## What the exercise asks
In the entries below, find each line with the string "name" and copy it.
═════ Records for the task ═════
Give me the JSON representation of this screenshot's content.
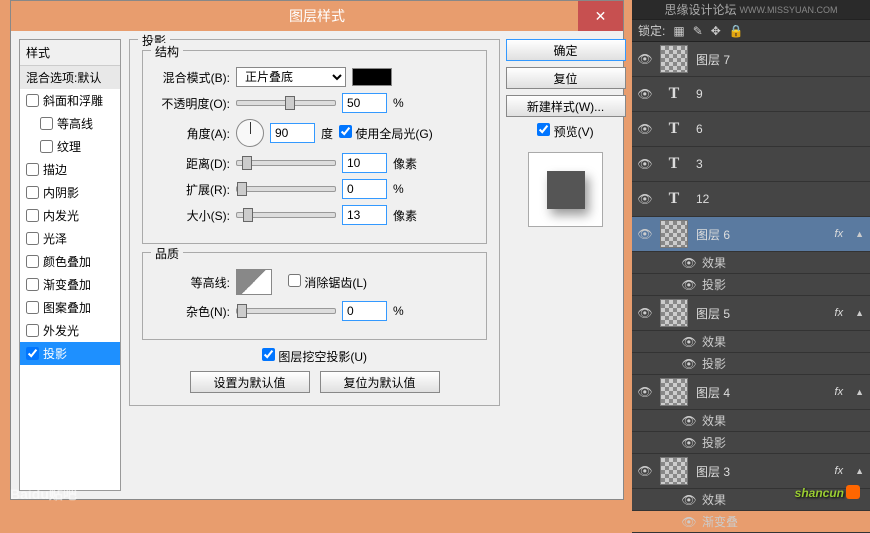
{
  "dialog": {
    "title": "图层样式",
    "section_title": "投影",
    "struct_title": "结构",
    "quality_title": "品质",
    "blend_mode_label": "混合模式(B):",
    "blend_mode_value": "正片叠底",
    "opacity_label": "不透明度(O):",
    "opacity_value": "50",
    "angle_label": "角度(A):",
    "angle_value": "90",
    "angle_unit": "度",
    "global_light": "使用全局光(G)",
    "distance_label": "距离(D):",
    "distance_value": "10",
    "spread_label": "扩展(R):",
    "spread_value": "0",
    "size_label": "大小(S):",
    "size_value": "13",
    "px_unit": "像素",
    "pct_unit": "%",
    "contour_label": "等高线:",
    "antialias": "消除锯齿(L)",
    "noise_label": "杂色(N):",
    "noise_value": "0",
    "knockout": "图层挖空投影(U)",
    "set_default": "设置为默认值",
    "reset_default": "复位为默认值"
  },
  "styleList": {
    "header": "样式",
    "blend": "混合选项:默认",
    "items": [
      "斜面和浮雕",
      "等高线",
      "纹理",
      "描边",
      "内阴影",
      "内发光",
      "光泽",
      "颜色叠加",
      "渐变叠加",
      "图案叠加",
      "外发光",
      "投影"
    ]
  },
  "buttons": {
    "ok": "确定",
    "reset": "复位",
    "new_style": "新建样式(W)...",
    "preview": "预览(V)"
  },
  "layersHeader": {
    "lock_label": "锁定:",
    "title": "思缘设计论坛",
    "url": "WWW.MISSYUAN.COM"
  },
  "layers": [
    {
      "type": "layer",
      "name": "图层 7"
    },
    {
      "type": "text",
      "name": "9"
    },
    {
      "type": "text",
      "name": "6"
    },
    {
      "type": "text",
      "name": "3"
    },
    {
      "type": "text",
      "name": "12"
    },
    {
      "type": "layer",
      "name": "图层 6",
      "selected": true,
      "fx": true,
      "subs": [
        "效果",
        "投影"
      ]
    },
    {
      "type": "layer",
      "name": "图层 5",
      "fx": true,
      "subs": [
        "效果",
        "投影"
      ]
    },
    {
      "type": "layer",
      "name": "图层 4",
      "fx": true,
      "subs": [
        "效果",
        "投影"
      ]
    },
    {
      "type": "layer",
      "name": "图层 3",
      "fx": true,
      "subs": [
        "效果",
        "渐变叠"
      ]
    }
  ],
  "sub_eye": "●",
  "watermark": "Baidu贴吧",
  "shancun": "shancun"
}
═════
## Result of this task
      "name": "图层 7"
      "name": "9"
      "name": "6"
      "name": "3"
      "name": "12"
      "name": "图层 6",
      "name": "图层 5",
      "name": "图层 4",
      "name": "图层 3",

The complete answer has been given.